(Records from a data collection)
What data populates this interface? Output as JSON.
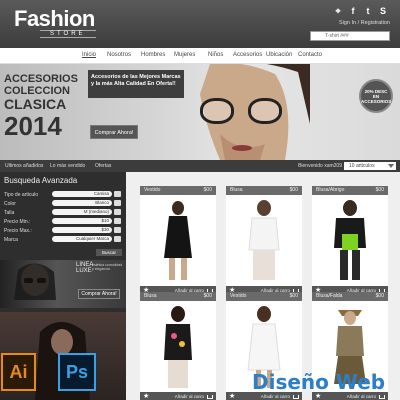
{
  "brand": {
    "name": "Fashion",
    "sub": "STORE"
  },
  "header": {
    "signin": "Sign In / Registration",
    "search_placeholder": "T-shirt ###"
  },
  "nav": {
    "items": [
      "Inicio",
      "Nosotros",
      "Hombres",
      "Mujeres",
      "Niños",
      "Accesorios",
      "Ubicación",
      "Contacto"
    ],
    "active": "Inicio"
  },
  "banner": {
    "line1": "ACCESORIOS",
    "line2": "COLECCION",
    "line3": "CLASICA",
    "line4": "2014",
    "message": "Accesorios de las Mejores Marcas y la más Alta Calidad En Oferta!!",
    "button": "Comprar Ahora!",
    "badge": "20% DESC EN ACCESORIOS"
  },
  "toolbar": {
    "items": [
      "Ultimos añadidos",
      "Lo más vendido",
      "Ofertas"
    ],
    "welcome": "Bienvenido xam209",
    "cart": "10 articulos"
  },
  "sidebar": {
    "title": "Busqueda Avanzada",
    "filters": [
      {
        "label": "Tipo de articulo",
        "value": "Camisa"
      },
      {
        "label": "Color",
        "value": "Blanco"
      },
      {
        "label": "Talla",
        "value": "M (mediano)"
      },
      {
        "label": "Precio Min.:",
        "value": "$10"
      },
      {
        "label": "Precio Max.:",
        "value": "$30"
      },
      {
        "label": "Marca",
        "value": "Cualquier Marca"
      }
    ],
    "search_button": "Buscar",
    "promo": {
      "title1": "LINEA",
      "title2": "LUXE",
      "subtitle": "estética comodidad y elegancia",
      "button": "Comprar Ahora!"
    }
  },
  "products": [
    {
      "category": "Vestido",
      "price": "$00",
      "action": "Añadir al carro"
    },
    {
      "category": "Blusa",
      "price": "$00",
      "action": "Añadir al carro"
    },
    {
      "category": "Blusa/Abrigo",
      "price": "$00",
      "action": "Añadir al carro"
    },
    {
      "category": "Blusa",
      "price": "$00",
      "action": "Añadir al carro"
    },
    {
      "category": "Vestido",
      "price": "$00",
      "action": "Añadir al carro"
    },
    {
      "category": "Blusa/Falda",
      "price": "$00",
      "action": "Añadir al carro"
    }
  ],
  "apps": {
    "illustrator": "Ai",
    "photoshop": "Ps"
  },
  "caption": "Diseño Web",
  "colors": {
    "header": "#3c3c3c",
    "accent": "#2c7ec7",
    "ai": "#e8891d",
    "ps": "#3aa0e6"
  }
}
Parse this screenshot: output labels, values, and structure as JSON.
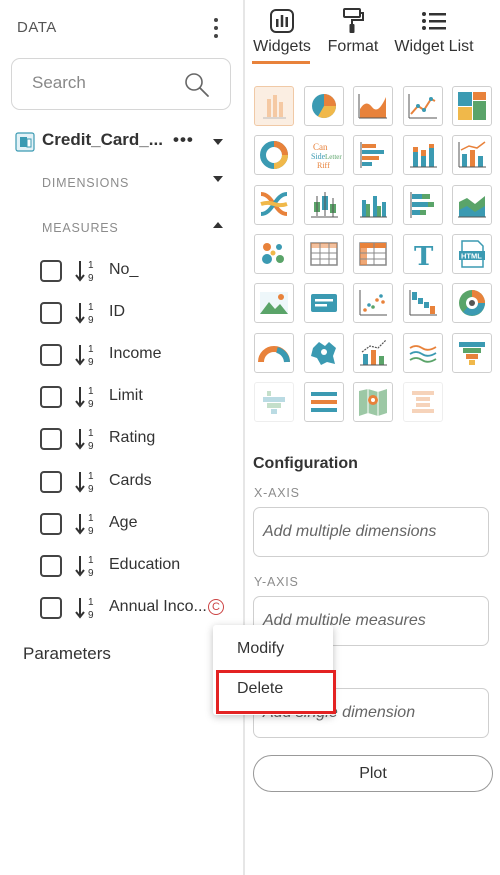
{
  "data_panel": {
    "title": "DATA",
    "search": {
      "placeholder": "Search",
      "value": ""
    },
    "dataset": {
      "name": "Credit_Card_...",
      "more": "•••"
    },
    "sections": {
      "dimensions": "DIMENSIONS",
      "measures": "MEASURES"
    },
    "measures": [
      {
        "label": "No_"
      },
      {
        "label": "ID"
      },
      {
        "label": "Income"
      },
      {
        "label": "Limit"
      },
      {
        "label": "Rating"
      },
      {
        "label": "Cards"
      },
      {
        "label": "Age"
      },
      {
        "label": "Education"
      },
      {
        "label": "Annual Inco...",
        "badge": "C"
      }
    ],
    "parameters": "Parameters",
    "number_icon_text": {
      "top": "1",
      "bottom": "9"
    }
  },
  "tabs": [
    {
      "label": "Widgets",
      "icon": "widgets-icon",
      "active": true
    },
    {
      "label": "Format",
      "icon": "format-paint-icon",
      "active": false
    },
    {
      "label": "Widget List",
      "icon": "list-icon",
      "active": false
    }
  ],
  "widgets": [
    "bar-chart-icon",
    "pie-chart-icon",
    "area-chart-icon",
    "line-chart-icon",
    "treemap-icon",
    "donut-chart-icon",
    "word-cloud-icon",
    "horizontal-bar-icon",
    "stacked-bar-icon",
    "bar-line-combo-icon",
    "sankey-icon",
    "box-plot-icon",
    "grouped-bar-icon",
    "stacked-horizontal-bar-icon",
    "stacked-area-icon",
    "bubble-icon",
    "table-icon",
    "pivot-table-icon",
    "text-icon",
    "html-icon",
    "image-icon",
    "kpi-card-icon",
    "scatter-icon",
    "waterfall-icon",
    "sunburst-icon",
    "gauge-icon",
    "map-icon",
    "bar-trend-icon",
    "multi-line-icon",
    "funnel-icon",
    "pyramid-icon",
    "progress-bar-icon",
    "geo-map-icon",
    "hourglass-icon"
  ],
  "word_cloud_text": {
    "can": "Can",
    "side": "Side",
    "letter": "Letter",
    "riff": "Riff"
  },
  "text_widget_letter": "T",
  "html_widget_text": "HTML",
  "configuration": {
    "title": "Configuration",
    "x_axis": {
      "label": "X-AXIS",
      "placeholder": "Add multiple dimensions"
    },
    "y_axis": {
      "label": "Y-AXIS",
      "placeholder": "Add multiple measures"
    },
    "third": {
      "placeholder": "Add single dimension"
    },
    "plot_label": "Plot"
  },
  "context_menu": {
    "items": [
      "Modify",
      "Delete"
    ],
    "highlighted": "Delete"
  },
  "colors": {
    "accent": "#e8823b",
    "teal": "#3b9ab2",
    "green": "#5aa469",
    "highlight_border": "#e32222"
  }
}
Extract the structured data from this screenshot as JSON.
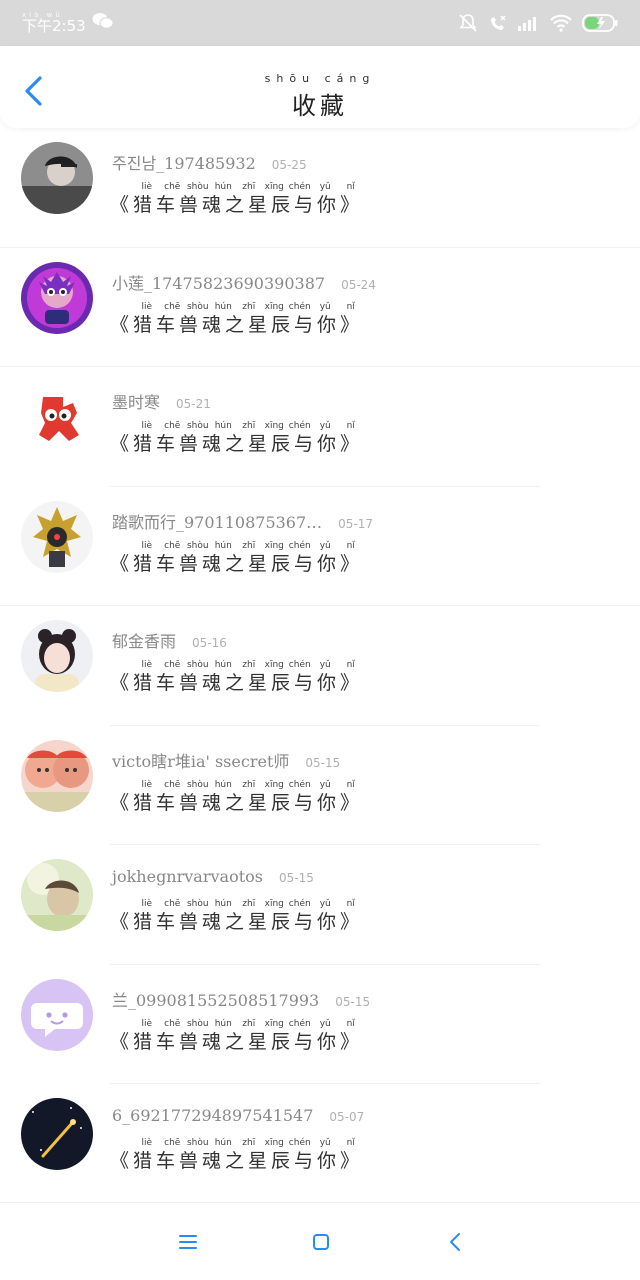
{
  "status_bar": {
    "time_pinyin": "xià wǔ",
    "time": "下午2:53"
  },
  "header": {
    "title_pinyin": "shōu cáng",
    "title": "收藏"
  },
  "post_pinyin": [
    "liè",
    "chē",
    "shòu",
    "hún",
    "zhī",
    "xīng",
    "chén",
    "yǔ",
    "nǐ"
  ],
  "items": [
    {
      "username": "주진남_197485932",
      "date": "05-25",
      "title": "《猎车兽魂之星辰与你》"
    },
    {
      "username": "小莲_17475823690390387",
      "date": "05-24",
      "title": "《猎车兽魂之星辰与你》"
    },
    {
      "username": "墨时寒",
      "date": "05-21",
      "title": "《猎车兽魂之星辰与你》"
    },
    {
      "username": "踏歌而行_970110875367…",
      "date": "05-17",
      "title": "《猎车兽魂之星辰与你》"
    },
    {
      "username": "郁金香雨",
      "date": "05-16",
      "title": "《猎车兽魂之星辰与你》"
    },
    {
      "username": "victo瞎r堆ia' ssecret师",
      "date": "05-15",
      "title": "《猎车兽魂之星辰与你》"
    },
    {
      "username": "jokhegnrvarvaotos",
      "date": "05-15",
      "title": "《猎车兽魂之星辰与你》"
    },
    {
      "username": "兰_099081552508517993",
      "date": "05-15",
      "title": "《猎车兽魂之星辰与你》"
    },
    {
      "username": "6_692177294897541547",
      "date": "05-07",
      "title": "《猎车兽魂之星辰与你》"
    }
  ],
  "colors": {
    "accent": "#2a8cf0",
    "status_bar_bg": "#d9d9d9"
  }
}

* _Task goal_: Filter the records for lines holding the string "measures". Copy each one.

* _Exercise output_:
      "measures": "MEASURES"
    "measures": [
      "placeholder": "Add multiple measures"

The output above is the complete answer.